If the Supreme Court agrees with the Second Circuit, then the ATS will be largely closed for claims of corporate liability. If the Supreme Court rules that corporate liability is not a question of subject matter jurisdiction for ATS purposes, then the Justices face the heart of the matter: whether federal common law or international law is the proper way to determine whether corporate liability exists under the ATS. Because that issue has not been fully developed in the lower courts in this case, it is also possible the Justices might look for a way around a decision on this important issue and might try to await a case in which the arguments are more fully developed in the trial and appellate courts.
Underlying this dispute is an important narrative about the modern evolution of international law. Since the Nuremberg trials after World War II, there has been an increasing focus on the use of criminal tribunals to try individuals for violation of international norms. But the federal government, supporting the position of the Kiobel plaintiffs, argues in a friend-of-the-court brief that this reliance on criminal tribunals does not in any way suggest that corporate wrongdoing may not lead to civil liability. Instead, the government argues, whether there is corporate liability for violation of international norms should be determined on the basis of federal common law, under which corporations may be held liable.

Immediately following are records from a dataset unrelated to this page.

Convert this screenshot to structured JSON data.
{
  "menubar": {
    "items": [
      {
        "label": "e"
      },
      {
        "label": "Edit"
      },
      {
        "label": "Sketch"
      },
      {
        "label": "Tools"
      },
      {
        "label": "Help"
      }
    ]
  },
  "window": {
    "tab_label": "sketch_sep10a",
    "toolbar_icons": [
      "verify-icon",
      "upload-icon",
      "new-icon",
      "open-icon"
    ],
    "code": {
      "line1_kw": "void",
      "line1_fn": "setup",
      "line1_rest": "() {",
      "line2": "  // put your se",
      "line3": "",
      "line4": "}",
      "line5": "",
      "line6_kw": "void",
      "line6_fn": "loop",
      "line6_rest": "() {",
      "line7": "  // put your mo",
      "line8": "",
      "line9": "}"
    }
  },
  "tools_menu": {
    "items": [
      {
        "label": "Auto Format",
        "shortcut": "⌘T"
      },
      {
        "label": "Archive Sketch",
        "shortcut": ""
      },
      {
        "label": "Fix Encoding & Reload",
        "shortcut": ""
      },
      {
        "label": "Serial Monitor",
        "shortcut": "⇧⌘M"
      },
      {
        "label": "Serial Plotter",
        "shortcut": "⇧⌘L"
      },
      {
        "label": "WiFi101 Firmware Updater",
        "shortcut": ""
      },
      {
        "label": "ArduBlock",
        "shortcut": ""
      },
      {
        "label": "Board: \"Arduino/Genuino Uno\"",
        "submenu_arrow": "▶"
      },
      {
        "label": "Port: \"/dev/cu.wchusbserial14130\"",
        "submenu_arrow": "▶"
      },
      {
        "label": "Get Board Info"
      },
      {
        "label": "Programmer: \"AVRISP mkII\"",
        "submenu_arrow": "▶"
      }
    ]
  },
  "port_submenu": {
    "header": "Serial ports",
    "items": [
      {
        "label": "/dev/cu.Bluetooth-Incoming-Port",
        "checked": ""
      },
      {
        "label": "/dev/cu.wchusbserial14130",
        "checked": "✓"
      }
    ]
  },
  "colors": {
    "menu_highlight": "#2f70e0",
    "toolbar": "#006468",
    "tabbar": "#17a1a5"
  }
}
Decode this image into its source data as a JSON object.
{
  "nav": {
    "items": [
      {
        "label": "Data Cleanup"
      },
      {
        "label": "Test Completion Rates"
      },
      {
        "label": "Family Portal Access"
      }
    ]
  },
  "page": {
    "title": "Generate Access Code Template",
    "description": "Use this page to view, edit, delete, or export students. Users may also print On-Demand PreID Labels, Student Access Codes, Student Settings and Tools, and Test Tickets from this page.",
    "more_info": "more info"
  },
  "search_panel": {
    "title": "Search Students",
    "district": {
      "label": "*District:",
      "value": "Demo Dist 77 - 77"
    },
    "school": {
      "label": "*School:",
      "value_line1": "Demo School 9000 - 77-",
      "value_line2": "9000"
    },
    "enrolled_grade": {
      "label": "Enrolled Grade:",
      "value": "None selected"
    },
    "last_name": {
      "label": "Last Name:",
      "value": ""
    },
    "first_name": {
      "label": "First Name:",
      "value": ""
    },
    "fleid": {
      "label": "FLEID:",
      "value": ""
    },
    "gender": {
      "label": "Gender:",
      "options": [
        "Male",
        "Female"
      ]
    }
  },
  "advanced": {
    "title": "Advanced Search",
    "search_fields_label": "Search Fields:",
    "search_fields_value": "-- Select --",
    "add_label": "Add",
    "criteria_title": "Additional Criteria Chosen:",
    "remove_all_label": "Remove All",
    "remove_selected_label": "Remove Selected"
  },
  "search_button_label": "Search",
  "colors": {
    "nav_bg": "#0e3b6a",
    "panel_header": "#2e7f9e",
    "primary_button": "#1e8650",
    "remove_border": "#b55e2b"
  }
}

The corporate defendants in Kiobel counter that the Second Circuit was correct when it held that the central issue is one of subject matter jurisdiction and that the claims should be barred under the Alien Tort Statute.
The second case involves a lawsuit filed by the sons and widow of a U.S. citizen who was born in the Palestinian West Bank. The lawsuit alleges that Palestinian officials detained, tortured, and killed the man during a visit to the West Bank in 1995. The family sued several individuals, but it also named the Palestinian Authority and the Palestinian Liberation Organization as defendants.
The lawsuit was filed under the Torture Victim Protection Act (TVPA), a law passed by Congress in 1992 at a time when it was unclear what types of lawsuits might be valid under the Alien Tort Statute. The law established that U.S. citizens have the right to sue for civil damages in federal court for torture or killing that was ostensibly under the authority of law or of a foreign country. The dispute before the Supreme Court arises because the TVPA says the lawsuits may be brought against an “individual.” The U.S. Court of Appeals for the District of Columbia Circuit dismissed the lawsuit against the Palestinian organizations on the ground that “individual” means a natural person, and the Supreme Court agreed to hear the family’s appeal.
The family argues that Congress did not intend to alter a presumption in U.S. law that organizations are responsible for the actions of their members. (Disclosure: The law firm of Goldstein & Russell, P.C., whose attorneys contribute to this blog, serves as co-counsel to the petitioners.) The family argues that the term “individual” should include liability for organizations that are not sovereign states.
In this case, the United States is on the other side. The government’s friend-of-the-court brief argues that the literal meaning of what Congress intended is clear – that the term “individual” means just that, and does not refer to entities. Lawyers for the Palestinian organizations maintain the same position: the statute is clear.
Both cases in one sense present narrow questions of procedure, statutory interpretation, and jurisdiction for federal courts. But both cases will be closely watched because they fall right on the edge of increasingly important questions of how one may use the courts of the United States to enforce international law against human rights violations around the world.